In other words, they don’t just say they’re green – they have a plaque to prove it.
And clearly, a lot of attention was given to being environmentally conscious (save for one oversight). The hotel had solar panels, a grass roof (which collects rainwater, apparently. I think. Grass roofs kind of confuse me, to be honest), and had numerous little touches in the room that showed they really were paying attention when they learned to reduce, reuse, and recycle.
They’ve eliminated plastic water bottles, and instead water can be found in refillable glass bottles (which are sanitized, filled, and sealed between uses).
And in the bathroom, instead of those tiny bottles of shampoo, conditioner, and soap you usually find (which I’ve always thought were kind of crazy wasteful), they’ve included dispenser bottles. You simply take what you need and leave the rest. Less waste, and probably a lot cheaper for the hotel in the long run.
The attention to detail extended to the rest of the hotel, too. The place was gorgeous. The bedroom itself was huge, and had a sliding window into the bathroom (I mean, it also had a regular door to the bathroom, but a sliding window is awesome for a variety of reasons: you can watch TV from the tub, you can talk to people in the bedroom from the toilet, and you have an alternate means of escape from the bathroom in case of zombie apocalypse. Also, it provides good ventilation.)
And there was lavender everywhere. I am quietly obsessed with lavender. It is the lasagna to my Garfield. Not because I tend to wolf it down or anything – I just like the smell of it. I don’t compulsively eat it. That would be weird. (Remember how I once said I sucked at analogies? I continue to.)
The completely amazing accomodations weren’t all The Allison had to offer. Every single person we encountered seemed genuinely thrilled to be working there. They were all smiles, and obliging almost to the point of farcical. We suspected they went to the Kenneth Parcell School of Hospitality. Rand and I had trouble keeping it together a few times, as they rushed to open doors to places they thought we were heading (No, sorry – just looking out the front door.)
And so, despite the crazy expensive rates (which I think were well worth it), The Allison had only one downside, and a particularly bad one in light of the fact that they are such a green hotel. (Note – the next photo isn’t gory, per se, but if you don’t want to see a picture of an adorable but rather dead animal, I suggest you look away).
Are all children and those of weak constitutions out of the room?
Okay, then …
Apparently the column of windows at the back of The Allison is so reflective, little birds fly right into it and die. As we passed this little guy on the walkway, I spotted another brightly colored dead bird embedded in the plants. I suspect I would have seen more, but Rand pulled me away, finding the whole thing a bit too macabre.
“Do you think we should tell someone?” I asked.
“They probably know,” he replied. “They probably have to clean them up a few times a day.”
My reaction to his last comment can simply be summed up thusly: “GAH??!”
I hope very much that it isn’t the case, but I have a sneaking suspicion that a lot of little birdies meet their deaths near the back walkway of The Allison.
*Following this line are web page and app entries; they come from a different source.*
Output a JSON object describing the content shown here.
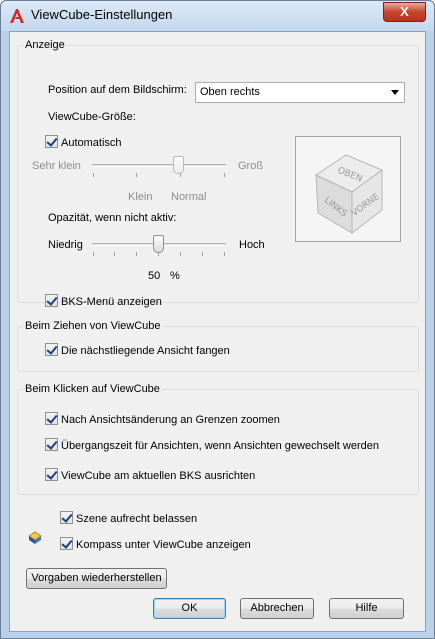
{
  "window": {
    "title": "ViewCube-Einstellungen",
    "close_label": "X"
  },
  "anzeige": {
    "group_title": "Anzeige",
    "position_label": "Position auf dem Bildschirm:",
    "position_value": "Oben rechts",
    "size_label": "ViewCube-Größe:",
    "automatic_label": "Automatisch",
    "size_slider": {
      "min_label": "Sehr klein",
      "max_label": "Groß",
      "mark_small": "Klein",
      "mark_normal": "Normal",
      "value": "Normal"
    },
    "opacity_label": "Opazität, wenn nicht aktiv:",
    "opacity_slider": {
      "min_label": "Niedrig",
      "max_label": "Hoch",
      "value_percent": 50
    },
    "opacity_value": "50",
    "opacity_unit": "%",
    "ucs_menu_label": "BKS-Menü anzeigen",
    "cube_faces": {
      "top": "OBEN",
      "left": "LINKS",
      "right": "VORNE"
    }
  },
  "drag": {
    "group_title": "Beim Ziehen von ViewCube",
    "snap_label": "Die nächstliegende Ansicht fangen"
  },
  "click": {
    "group_title": "Beim Klicken auf ViewCube",
    "zoom_label": "Nach Ansichtsänderung an Grenzen zoomen",
    "transition_label": "Übergangszeit für Ansichten, wenn Ansichten gewechselt werden",
    "orient_label": "ViewCube am aktuellen BKS ausrichten"
  },
  "scene_upright_label": "Szene aufrecht belassen",
  "compass_label": "Kompass unter ViewCube anzeigen",
  "buttons": {
    "restore": "Vorgaben wiederherstellen",
    "ok": "OK",
    "cancel": "Abbrechen",
    "help": "Hilfe"
  },
  "colors": {
    "titlebar": "#c4d8ef",
    "client": "#f0f0f0",
    "close": "#c7452e",
    "icon_red": "#d22b2b"
  },
  "icons": [
    "autocad-a-icon",
    "close-icon",
    "chevron-down-icon",
    "compass-icon",
    "checkbox-icon"
  ]
}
And it seems, given how environmentally conscious they strive to be, they must be able to fix this, right? I sincerely hope that they’re working on it – and I’ve been trying to tell myself that all the other things they’ve done to make the hotel green off-set the carnage on their back patio.
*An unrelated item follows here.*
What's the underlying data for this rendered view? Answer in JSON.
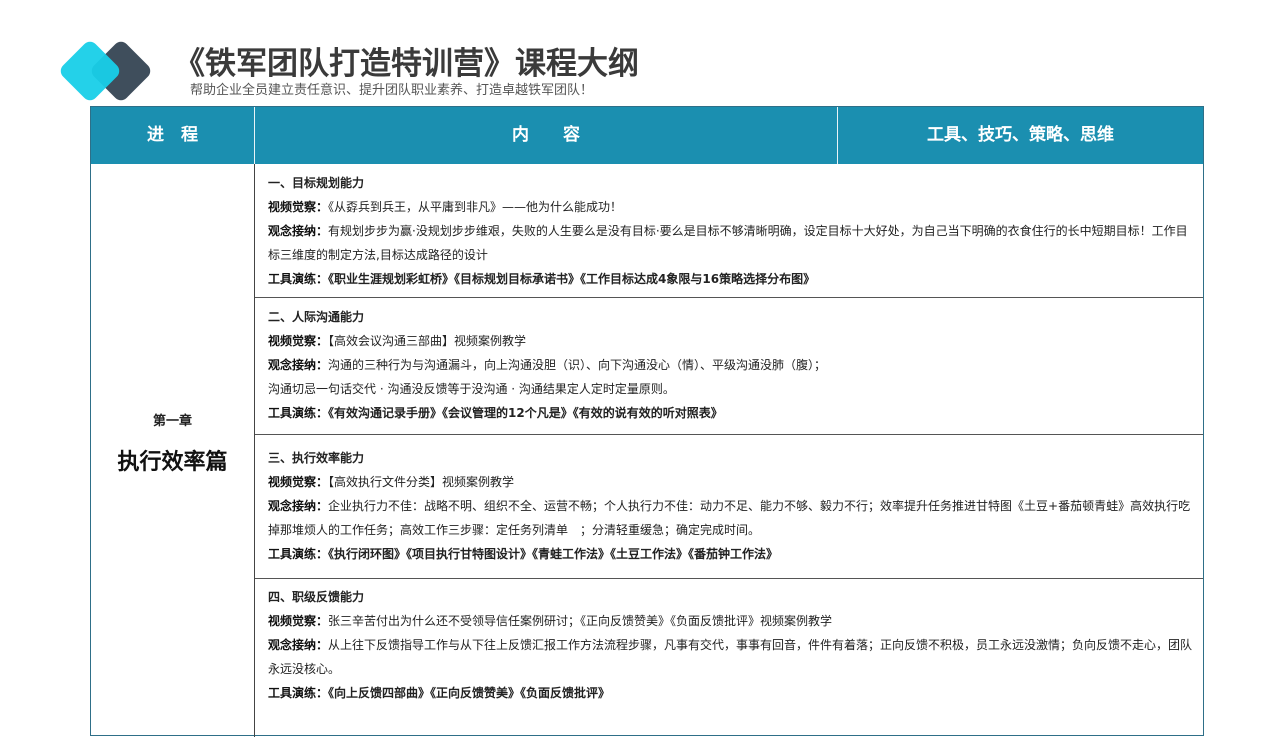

At any rate, Rand trying to convince me that the birdie was simply stunned brought only one thing to mind. (And I hope you’ll forgive this crassless juxtaposition, but remember, dear reader, I was only trying to bring levity to your day after showing you pictures of little dead birdies.)